We always knew we wanted to let potential customers try on the suits, but due to the limitations and social distancing rules in place, we had to rethink the concept of the event. Instead of organising an event for friends and customers, we decided to organise a social event for influencers, bloggers, and journalists, so we could maximise the visibility for the brand, while minimising the amount of guests and people involved.
We also had to organise the event with a strict budget in place, since we are a small brand, we couldn't justify renting a huge location, or hire a DJ or a band, instead we aimed to do as much as possible, with as little money as possible. We think the results were great, but more on that later.
We also had a time constraint to think of. We started planning the event in late June, and wanted to have it around the middle of July so that there would still be some summer weeks left after the event. Our big goal was to create visibility for the brand, but launching a collection of pastel coloured suits in September might not be the best idea. With only two weeks to go until the planned date, we had to get busy.
In order to organise a fun and colourful event to match our products, while still keeping the budget as close to zero as possible, we decided to look around us for other small businesses to partner up with. We built a case around the event centered around visibility on social media, since we would only invite social media influencers, bloggers, and journalists, we believed that this type of event would be interesting for other small businesses looking to increase their social media presence. We had immediate success with Flowers and Powers - our goals were already well aligned, and their flower shop was like a match made in heaven for our pastel collection. We agreed to organise the event in the form of a dry flower bouquet workshop, where all attendees would get to make their own bouquet of dry flowers, which they would be able to take home with them after the event. Catering was generously provided by Brittons Bakery & Cakery and photography by our favourite photographer Kate.

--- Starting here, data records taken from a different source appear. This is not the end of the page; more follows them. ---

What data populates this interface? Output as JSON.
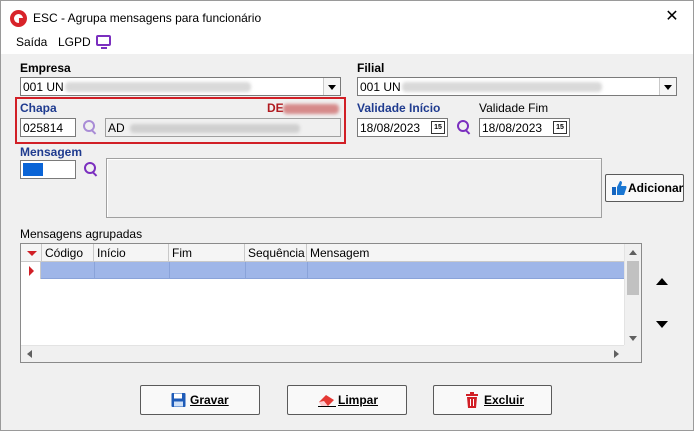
{
  "window": {
    "title": "ESC - Agrupa mensagens para funcionário",
    "close_label": "✕"
  },
  "menu": {
    "items": [
      "Saída",
      "LGPD"
    ]
  },
  "form": {
    "empresa": {
      "label": "Empresa",
      "value": "001 UN"
    },
    "filial": {
      "label": "Filial",
      "value": "001 UN"
    },
    "chapa": {
      "label": "Chapa",
      "value": "025814",
      "name_value": "AD",
      "right_label": "DE"
    },
    "validade_inicio": {
      "label": "Validade Início",
      "value": "18/08/2023"
    },
    "validade_fim": {
      "label": "Validade Fim",
      "value": "18/08/2023"
    },
    "mensagem": {
      "label": "Mensagem"
    },
    "calendar_glyph": "15"
  },
  "buttons": {
    "adicionar": "Adicionar",
    "gravar": "Gravar",
    "limpar": "Limpar",
    "excluir": "Excluir"
  },
  "grid": {
    "title": "Mensagens agrupadas",
    "columns": [
      "Código",
      "Início",
      "Fim",
      "Sequência",
      "Mensagem"
    ],
    "rows": []
  },
  "colors": {
    "accent_blue": "#1f3b8f",
    "highlight_red": "#d11f26",
    "icon_purple": "#7b2fbf",
    "selected_row": "#9fb6e8"
  }
}
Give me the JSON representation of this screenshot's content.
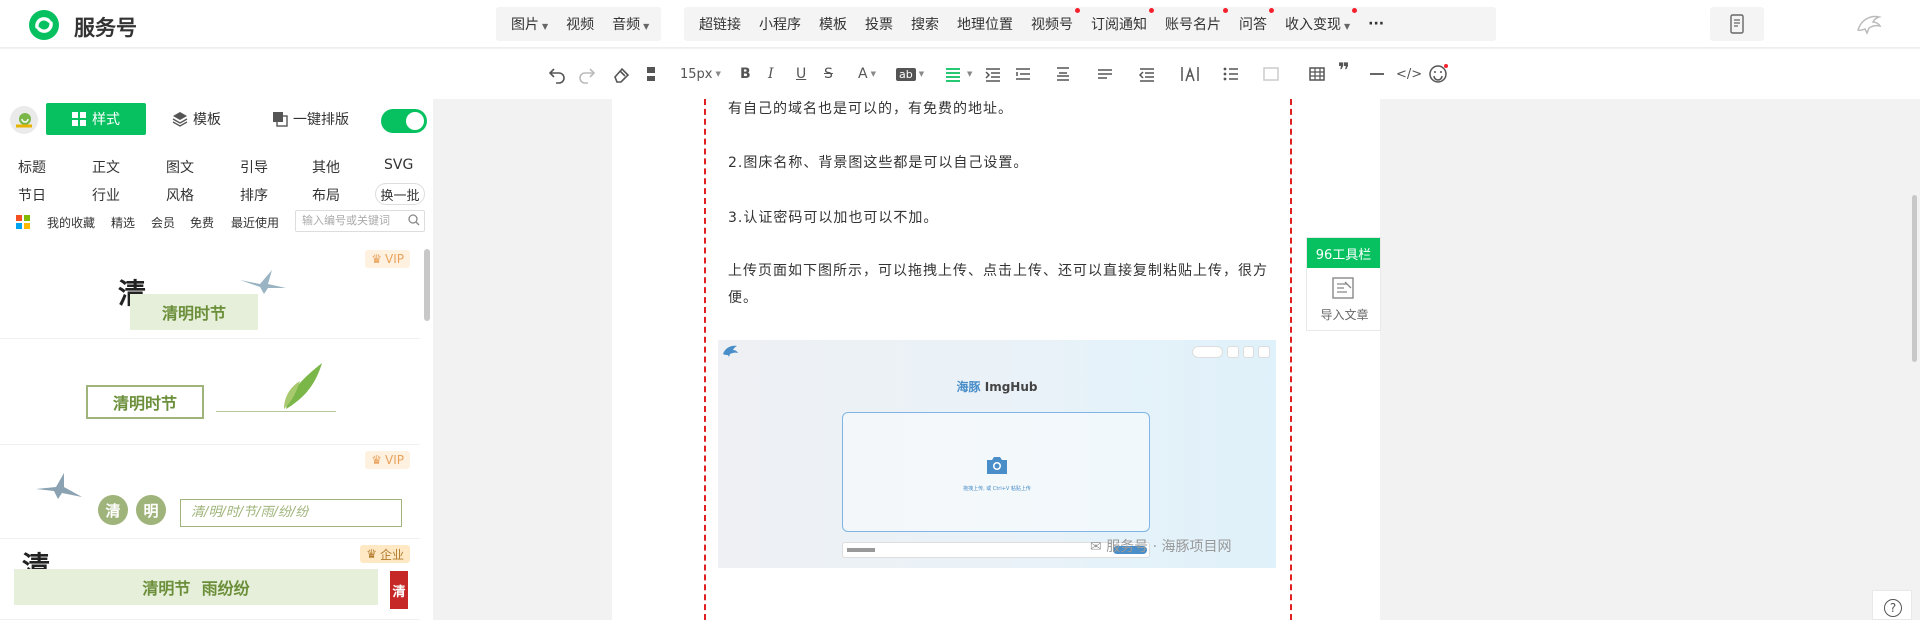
{
  "app": {
    "brand": "服务号"
  },
  "menu_group_media": [
    {
      "label": "图片",
      "dropdown": true
    },
    {
      "label": "视频",
      "dropdown": false
    },
    {
      "label": "音频",
      "dropdown": true
    }
  ],
  "menu_group_insert": [
    {
      "label": "超链接",
      "dot": false
    },
    {
      "label": "小程序",
      "dot": false
    },
    {
      "label": "模板",
      "dot": false
    },
    {
      "label": "投票",
      "dot": false
    },
    {
      "label": "搜索",
      "dot": false
    },
    {
      "label": "地理位置",
      "dot": false
    },
    {
      "label": "视频号",
      "dot": true
    },
    {
      "label": "订阅通知",
      "dot": true
    },
    {
      "label": "账号名片",
      "dot": true
    },
    {
      "label": "问答",
      "dot": true
    },
    {
      "label": "收入变现",
      "dot": true,
      "dropdown": true
    }
  ],
  "more_label": "···",
  "toolbar": {
    "font_size": "15px"
  },
  "sidebar": {
    "tabs": {
      "style": "样式",
      "template": "模板",
      "one_click": "一键排版"
    },
    "categories_row1": [
      "标题",
      "正文",
      "图文",
      "引导",
      "其他",
      "SVG"
    ],
    "categories_row2": [
      "节日",
      "行业",
      "风格",
      "排序",
      "布局"
    ],
    "swap_label": "换一批",
    "sub_tabs": [
      "我的收藏",
      "精选",
      "会员",
      "免费",
      "最近使用"
    ],
    "search_placeholder": "输入编号或关键词",
    "templates": [
      {
        "badge": "VIP",
        "title": "清明时节"
      },
      {
        "badge": "",
        "title": "清明时节"
      },
      {
        "badge": "VIP",
        "circle1": "清",
        "circle2": "明",
        "line": "清/明/时/节/雨/纷/纷"
      },
      {
        "badge": "企业",
        "title": "清明节  雨纷纷",
        "corner_char": "清"
      }
    ]
  },
  "editor": {
    "paragraphs": [
      "有自己的域名也是可以的，有免费的地址。",
      "2.图床名称、背景图这些都是可以自己设置。",
      "3.认证密码可以加也可以不加。",
      "上传页面如下图所示，可以拖拽上传、点击上传、还可以直接复制粘贴上传，很方便。"
    ],
    "image": {
      "title_prefix": "海豚",
      "title_suffix": " ImgHub",
      "hint": "拖拽上传, 或 Ctrl+V 粘贴上传",
      "watermark": "服务号 · 海豚项目网"
    }
  },
  "side_panel": {
    "toolbar_label": "96工具栏",
    "import_label": "导入文章"
  },
  "help_label": "?"
}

All in all the purpose of partnering up with other local brands was to find partners who share the same goals, and all are prepared to bring something to the table.
Event & Aftermath
The event itself happened on the 22nd of July, and was from all points of view a great success. We managed in a short timeframe to organise a great event with a minimal budget. We had a 0% no show rate, meaning we had been able to translate our vision of the event into a compelling invitation, and the feedback from both attendees and partners after the event was all around positive. Around 800 pictures were taken between two photographers, not including various selfies and group pictures by the attendees, who all had a lot of fun by the looks of it.
The results of the event were in line with our expectations, we achieved a social reach of about 100.000 people, increased our Instagram followers by 20%, and got enough content for our own social media to last us the next year out. From the attendees we only gathered positive feedback, which gives us lots of energy to create such events in the future as well.
As a final note we conclude that the event was a success by all measures, and we are already in the middle of planning our next launch event for our Fall 2020 collection, but more on that later.